I was privileged to coach at FVHS for five years. Although I made more in pure dollars there, because of working summer camps and the weight room during the spring, I still only made about $1.85 an hour. However, the knowledge I gained there and the insight as to what it took to be a successful coach competing against some of the best programs in the country was priceless. I can never repay those coaches for taking me under their wing and coaching me up.

All of the above was to paint a picture of my background and where I’m coming from for this next part. Since leaving Fountain Valley, I’ve not been able to coach at the high school level due to my work schedule. I’ve always said that I’d coach high school ball again in a minute if a team would practice at night! So since then, I’ve coached mostly at the men’s semi-pro level and at the women’s level. Obviously, there’s no pay at those levels. Then again, I’m not spending 48 hours a week on it either.

Here’s the thing – last week, we lost two coaches. Experienced ones, ones that coached (or coach) at the varsity level. The reasons they left, to me, were asinine. One left because the head coach asked him to be on time to practice. The other left because he didn’t want to do a walk-through when we found ourselves with some extra time on our hands. Both these guys are friends – one I worked for before and hope to work with again – but they were dead wrong in my book.

If you’re going to demand things from your players – and this goes for the men’s or women’s side – such as punctuality, discipline and sacrifice, then you need to set the example. The players need to see ALL the coaches there on time, not just the head coach. I normally try to show up 30 minutes before the start of practice, so I can say hi to my players, answer questions and even have a short position meeting if it is necessary. Trust me, the players lose respect for coaches who wander in late. And it’s funny, because one of those coaches, who didn’t want to show up on time, used to berate male players who were late to his practice if they weren’t running to get there on time. If they were walking while late, he lit into them.

I really think it is a men’s game syndrome, this showing up when you want. My first head coaching experience was with a San Diego all star team. We were going to play a team of LA all stars. We had three practices to get everything done. So I put together the practice plans, assigned responsibilities to the coaches and showed up for our first practice 30 minutes before the start time. At the start time, I had 6 players there out of 40. Two of my other 6 coaches were there. It was extremely frustrating.

The following year, I took over as the HC for the National City Bears. My thing was that we were going to start practice a half hour later than the previous season, because almost everyone came late to every practice. So I thought we’d shorten practice by 30 minutes by pushing it back, and make up the time through efficiency on the field. Didn’t work. Only one other coach would show up early. The others would show up right at the start of practice, or 20-30 minutes late. The players continued to show up late. I don’t know what would have happened if the entire staff was on time – maybe the players would have gotten the hint. But that lack of commitment really soured me on the men’s side of things.

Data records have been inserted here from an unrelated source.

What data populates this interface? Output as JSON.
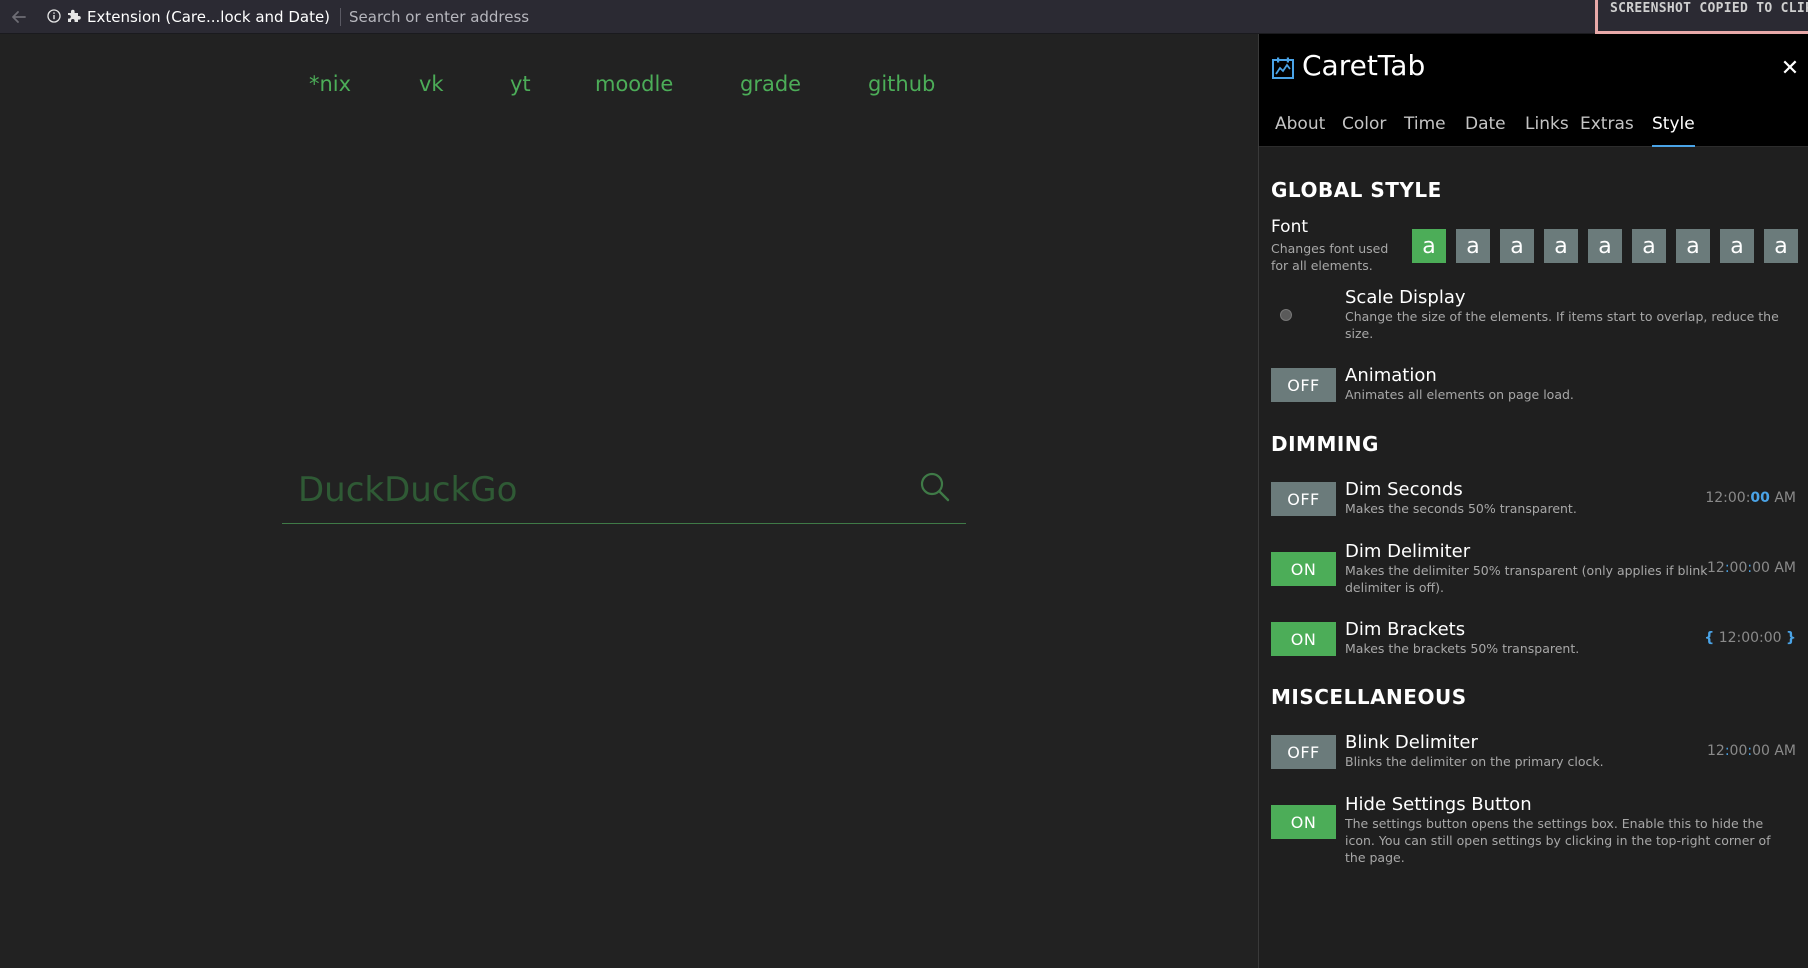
{
  "browser": {
    "tab_title": "Extension (Care...lock and Date)",
    "address_placeholder": "Search or enter address",
    "toast": "SCREENSHOT COPIED TO CLIPBO"
  },
  "newtab": {
    "links": [
      "*nix",
      "vk",
      "yt",
      "moodle",
      "grade",
      "github"
    ],
    "search_placeholder": "DuckDuckGo"
  },
  "panel": {
    "title": "CaretTab",
    "close": "✕",
    "tabs": [
      "About",
      "Color",
      "Time",
      "Date",
      "Links",
      "Extras",
      "Style"
    ],
    "active_tab": "Style",
    "global_style": {
      "heading": "GLOBAL STYLE",
      "font_label": "Font",
      "font_desc": "Changes font used for all elements.",
      "font_glyph": "a",
      "font_count": 9,
      "font_selected_index": 0,
      "scale_label": "Scale Display",
      "scale_desc": "Change the size of the elements. If items start to overlap, reduce the size.",
      "animation_label": "Animation",
      "animation_desc": "Animates all elements on page load.",
      "animation_state": "OFF"
    },
    "dimming": {
      "heading": "DIMMING",
      "dim_seconds_label": "Dim Seconds",
      "dim_seconds_desc": "Makes the seconds 50% transparent.",
      "dim_seconds_state": "OFF",
      "dim_seconds_preview": {
        "a": "12:00:",
        "b": "00",
        "c": " AM"
      },
      "dim_delimiter_label": "Dim Delimiter",
      "dim_delimiter_desc": "Makes the delimiter 50% transparent (only applies if blink delimiter is off).",
      "dim_delimiter_state": "ON",
      "dim_delimiter_preview": {
        "a": "12",
        "b": ":",
        "c": "00",
        "d": ":",
        "e": "00 AM"
      },
      "dim_brackets_label": "Dim Brackets",
      "dim_brackets_desc": "Makes the brackets 50% transparent.",
      "dim_brackets_state": "ON",
      "dim_brackets_preview": {
        "a": "{",
        "b": " 12:00:00 ",
        "c": "}"
      }
    },
    "misc": {
      "heading": "MISCELLANEOUS",
      "blink_label": "Blink Delimiter",
      "blink_desc": "Blinks the delimiter on the primary clock.",
      "blink_state": "OFF",
      "blink_preview": {
        "a": "12",
        "b": ":",
        "c": "00",
        "d": ":",
        "e": "00 AM"
      },
      "hide_label": "Hide Settings Button",
      "hide_desc": "The settings button opens the settings box. Enable this to hide the icon. You can still open settings by clicking in the top-right corner of the page.",
      "hide_state": "ON"
    }
  },
  "colors": {
    "accent_green": "#4cad58",
    "accent_blue": "#4aa3e6",
    "toggle_off": "#6b7b7b",
    "background": "#222222"
  }
}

Fortunately with the Surge, we’ve established a culture of punctuality. It has also manifested itself onto our results – 32-3 over the last three seasons. The coaches have all (the ones that are left) bought in. The moral of the story? If you want to perform at a national championship level, there are sacrifices  you may need to make in terms of your time. It doesn’t matter whether or not you’re a volunteer – heck, the players are *paying* to play! Don’t be a hypocrite – practice what you preach. It’s not about whether you’re getting paid or not, it’s about whether or not you’re among the best in the country at the end of the season.

Coaching football is demanding if you do it right, without trying to take shortcuts. Those demands are worth it in the long run, and the title of “coach” will be well deserved and is an honor in itself. Live up to that honor.